Study material:
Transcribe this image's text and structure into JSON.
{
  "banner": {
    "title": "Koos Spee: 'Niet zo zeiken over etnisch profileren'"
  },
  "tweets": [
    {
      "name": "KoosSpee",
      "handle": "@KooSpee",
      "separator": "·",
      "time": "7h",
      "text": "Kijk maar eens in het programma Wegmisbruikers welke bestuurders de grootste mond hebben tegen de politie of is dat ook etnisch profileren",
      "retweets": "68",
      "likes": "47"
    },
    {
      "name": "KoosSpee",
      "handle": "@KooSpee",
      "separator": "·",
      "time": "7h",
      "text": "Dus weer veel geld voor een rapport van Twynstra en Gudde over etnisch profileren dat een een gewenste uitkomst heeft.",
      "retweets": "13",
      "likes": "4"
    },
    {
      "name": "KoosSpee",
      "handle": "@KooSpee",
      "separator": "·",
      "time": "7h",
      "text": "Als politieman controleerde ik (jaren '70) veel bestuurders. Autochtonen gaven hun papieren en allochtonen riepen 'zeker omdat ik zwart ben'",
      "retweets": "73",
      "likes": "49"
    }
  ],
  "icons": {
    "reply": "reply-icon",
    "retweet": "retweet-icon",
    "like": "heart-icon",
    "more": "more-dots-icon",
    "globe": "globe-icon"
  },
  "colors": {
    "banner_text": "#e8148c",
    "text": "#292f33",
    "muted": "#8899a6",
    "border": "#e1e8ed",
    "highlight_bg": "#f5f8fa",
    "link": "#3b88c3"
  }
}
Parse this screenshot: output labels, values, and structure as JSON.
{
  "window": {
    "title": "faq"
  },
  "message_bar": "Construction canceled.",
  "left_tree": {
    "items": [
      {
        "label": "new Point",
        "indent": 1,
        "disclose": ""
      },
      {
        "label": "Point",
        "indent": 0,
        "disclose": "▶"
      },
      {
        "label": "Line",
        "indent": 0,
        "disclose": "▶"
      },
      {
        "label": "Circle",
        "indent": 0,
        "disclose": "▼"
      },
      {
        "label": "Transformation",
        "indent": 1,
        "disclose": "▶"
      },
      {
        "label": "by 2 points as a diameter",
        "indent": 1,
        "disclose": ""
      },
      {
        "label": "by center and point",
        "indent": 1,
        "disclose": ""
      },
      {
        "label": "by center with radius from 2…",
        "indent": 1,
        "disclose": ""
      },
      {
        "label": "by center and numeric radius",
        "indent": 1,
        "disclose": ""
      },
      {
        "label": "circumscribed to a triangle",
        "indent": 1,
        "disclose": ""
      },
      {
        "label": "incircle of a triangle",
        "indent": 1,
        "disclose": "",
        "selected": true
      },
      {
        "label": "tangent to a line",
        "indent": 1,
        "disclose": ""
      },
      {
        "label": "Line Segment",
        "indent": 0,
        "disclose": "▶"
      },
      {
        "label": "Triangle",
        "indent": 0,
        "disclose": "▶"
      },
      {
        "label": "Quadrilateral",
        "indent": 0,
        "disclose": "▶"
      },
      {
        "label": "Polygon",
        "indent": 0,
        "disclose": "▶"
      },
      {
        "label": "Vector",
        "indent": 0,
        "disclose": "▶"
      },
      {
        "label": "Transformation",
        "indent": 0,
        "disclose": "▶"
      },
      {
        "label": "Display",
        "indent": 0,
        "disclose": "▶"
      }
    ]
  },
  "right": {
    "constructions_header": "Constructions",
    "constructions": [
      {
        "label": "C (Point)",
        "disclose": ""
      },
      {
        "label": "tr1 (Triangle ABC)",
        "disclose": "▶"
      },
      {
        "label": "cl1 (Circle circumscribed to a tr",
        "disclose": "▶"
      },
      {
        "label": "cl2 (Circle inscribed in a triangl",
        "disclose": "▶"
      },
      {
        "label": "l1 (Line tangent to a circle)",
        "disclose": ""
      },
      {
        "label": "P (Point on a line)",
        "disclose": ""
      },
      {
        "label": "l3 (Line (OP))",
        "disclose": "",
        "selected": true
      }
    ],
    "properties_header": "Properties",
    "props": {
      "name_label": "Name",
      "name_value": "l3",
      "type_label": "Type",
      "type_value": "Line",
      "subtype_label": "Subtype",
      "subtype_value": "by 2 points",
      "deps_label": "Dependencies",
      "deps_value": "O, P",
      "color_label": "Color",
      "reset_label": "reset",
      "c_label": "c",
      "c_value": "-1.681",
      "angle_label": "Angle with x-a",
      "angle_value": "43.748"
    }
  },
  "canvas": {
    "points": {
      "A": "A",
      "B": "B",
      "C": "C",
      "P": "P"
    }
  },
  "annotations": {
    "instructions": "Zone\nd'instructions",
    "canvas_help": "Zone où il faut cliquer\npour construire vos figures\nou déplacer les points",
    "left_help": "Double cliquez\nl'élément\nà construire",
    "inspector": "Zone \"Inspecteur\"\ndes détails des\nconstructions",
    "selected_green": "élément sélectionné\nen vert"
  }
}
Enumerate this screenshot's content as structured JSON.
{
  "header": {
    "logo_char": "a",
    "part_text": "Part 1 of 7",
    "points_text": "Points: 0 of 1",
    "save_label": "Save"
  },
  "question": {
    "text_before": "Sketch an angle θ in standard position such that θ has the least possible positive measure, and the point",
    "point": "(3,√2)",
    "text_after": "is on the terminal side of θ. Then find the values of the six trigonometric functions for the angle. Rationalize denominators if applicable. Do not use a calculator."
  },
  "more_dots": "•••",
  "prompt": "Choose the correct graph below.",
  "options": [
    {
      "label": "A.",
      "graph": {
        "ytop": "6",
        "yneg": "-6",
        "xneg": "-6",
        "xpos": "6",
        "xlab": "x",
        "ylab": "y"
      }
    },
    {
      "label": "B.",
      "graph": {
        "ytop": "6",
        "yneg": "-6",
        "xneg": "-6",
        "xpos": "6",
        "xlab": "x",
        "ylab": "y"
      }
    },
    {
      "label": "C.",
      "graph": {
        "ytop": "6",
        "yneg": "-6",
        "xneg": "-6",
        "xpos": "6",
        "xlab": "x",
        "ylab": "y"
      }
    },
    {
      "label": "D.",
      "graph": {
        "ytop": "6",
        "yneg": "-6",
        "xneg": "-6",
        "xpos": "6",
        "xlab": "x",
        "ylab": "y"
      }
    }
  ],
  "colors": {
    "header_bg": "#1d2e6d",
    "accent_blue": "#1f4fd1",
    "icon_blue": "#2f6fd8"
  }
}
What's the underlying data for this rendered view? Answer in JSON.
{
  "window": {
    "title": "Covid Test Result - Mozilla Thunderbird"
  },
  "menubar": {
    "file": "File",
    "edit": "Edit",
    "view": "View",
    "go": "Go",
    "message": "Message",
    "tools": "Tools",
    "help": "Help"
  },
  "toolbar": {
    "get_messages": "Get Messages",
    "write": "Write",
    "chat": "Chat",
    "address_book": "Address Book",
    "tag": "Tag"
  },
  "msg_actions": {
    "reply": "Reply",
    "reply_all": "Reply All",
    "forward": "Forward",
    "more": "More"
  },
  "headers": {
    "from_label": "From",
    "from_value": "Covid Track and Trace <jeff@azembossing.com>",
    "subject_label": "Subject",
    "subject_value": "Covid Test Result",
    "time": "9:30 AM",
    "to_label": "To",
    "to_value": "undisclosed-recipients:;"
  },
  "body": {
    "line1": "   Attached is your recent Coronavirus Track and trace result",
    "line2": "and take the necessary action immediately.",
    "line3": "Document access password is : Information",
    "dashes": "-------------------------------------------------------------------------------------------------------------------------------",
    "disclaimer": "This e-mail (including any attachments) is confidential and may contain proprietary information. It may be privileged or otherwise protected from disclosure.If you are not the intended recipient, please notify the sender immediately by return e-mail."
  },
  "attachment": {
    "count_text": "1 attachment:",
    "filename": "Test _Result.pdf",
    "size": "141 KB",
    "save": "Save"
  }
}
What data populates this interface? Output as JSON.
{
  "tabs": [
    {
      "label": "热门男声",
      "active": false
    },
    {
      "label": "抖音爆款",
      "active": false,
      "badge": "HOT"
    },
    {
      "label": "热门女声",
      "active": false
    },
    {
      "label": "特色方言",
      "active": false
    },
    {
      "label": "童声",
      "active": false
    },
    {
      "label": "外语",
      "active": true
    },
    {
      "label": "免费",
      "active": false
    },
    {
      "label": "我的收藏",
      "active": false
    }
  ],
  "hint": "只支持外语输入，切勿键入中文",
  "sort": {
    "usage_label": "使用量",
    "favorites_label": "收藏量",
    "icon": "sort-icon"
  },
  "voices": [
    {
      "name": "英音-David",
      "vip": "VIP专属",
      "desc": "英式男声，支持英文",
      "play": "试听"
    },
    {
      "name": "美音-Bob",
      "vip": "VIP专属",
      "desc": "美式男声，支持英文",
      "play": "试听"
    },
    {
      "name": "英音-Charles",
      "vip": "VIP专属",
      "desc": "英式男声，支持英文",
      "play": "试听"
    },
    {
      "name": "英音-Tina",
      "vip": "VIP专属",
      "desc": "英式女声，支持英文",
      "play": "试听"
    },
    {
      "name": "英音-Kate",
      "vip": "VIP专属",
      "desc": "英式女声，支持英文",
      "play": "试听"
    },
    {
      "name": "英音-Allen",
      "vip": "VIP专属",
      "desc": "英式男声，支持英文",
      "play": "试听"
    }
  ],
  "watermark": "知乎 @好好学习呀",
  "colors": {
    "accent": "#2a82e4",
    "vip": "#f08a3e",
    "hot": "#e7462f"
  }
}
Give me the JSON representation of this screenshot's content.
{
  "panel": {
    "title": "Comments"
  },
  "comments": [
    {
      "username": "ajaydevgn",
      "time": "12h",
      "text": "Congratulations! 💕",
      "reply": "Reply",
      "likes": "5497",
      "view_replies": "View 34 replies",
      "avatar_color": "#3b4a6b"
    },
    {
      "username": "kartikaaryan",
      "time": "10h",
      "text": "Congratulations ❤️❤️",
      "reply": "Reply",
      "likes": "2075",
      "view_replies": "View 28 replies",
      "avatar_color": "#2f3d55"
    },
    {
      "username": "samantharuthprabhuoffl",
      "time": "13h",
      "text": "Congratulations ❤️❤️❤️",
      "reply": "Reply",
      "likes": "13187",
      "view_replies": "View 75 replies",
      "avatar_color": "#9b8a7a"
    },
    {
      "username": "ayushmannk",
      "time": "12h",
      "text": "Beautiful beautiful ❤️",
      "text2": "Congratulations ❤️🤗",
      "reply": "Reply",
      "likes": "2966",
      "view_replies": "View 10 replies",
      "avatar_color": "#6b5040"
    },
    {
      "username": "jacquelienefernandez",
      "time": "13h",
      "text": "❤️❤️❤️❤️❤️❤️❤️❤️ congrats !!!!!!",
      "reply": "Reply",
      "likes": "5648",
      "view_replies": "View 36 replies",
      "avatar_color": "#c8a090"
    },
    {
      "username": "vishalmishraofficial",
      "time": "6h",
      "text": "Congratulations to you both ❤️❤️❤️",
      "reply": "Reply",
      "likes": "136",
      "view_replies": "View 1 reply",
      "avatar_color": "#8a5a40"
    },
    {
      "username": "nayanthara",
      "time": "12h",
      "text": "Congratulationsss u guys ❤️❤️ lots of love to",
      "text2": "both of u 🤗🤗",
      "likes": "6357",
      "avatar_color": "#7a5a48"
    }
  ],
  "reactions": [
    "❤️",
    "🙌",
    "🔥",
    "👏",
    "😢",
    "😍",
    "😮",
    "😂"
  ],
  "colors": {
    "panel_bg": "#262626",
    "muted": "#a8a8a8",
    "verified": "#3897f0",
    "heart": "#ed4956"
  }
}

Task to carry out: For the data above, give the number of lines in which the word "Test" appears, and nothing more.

Result: 3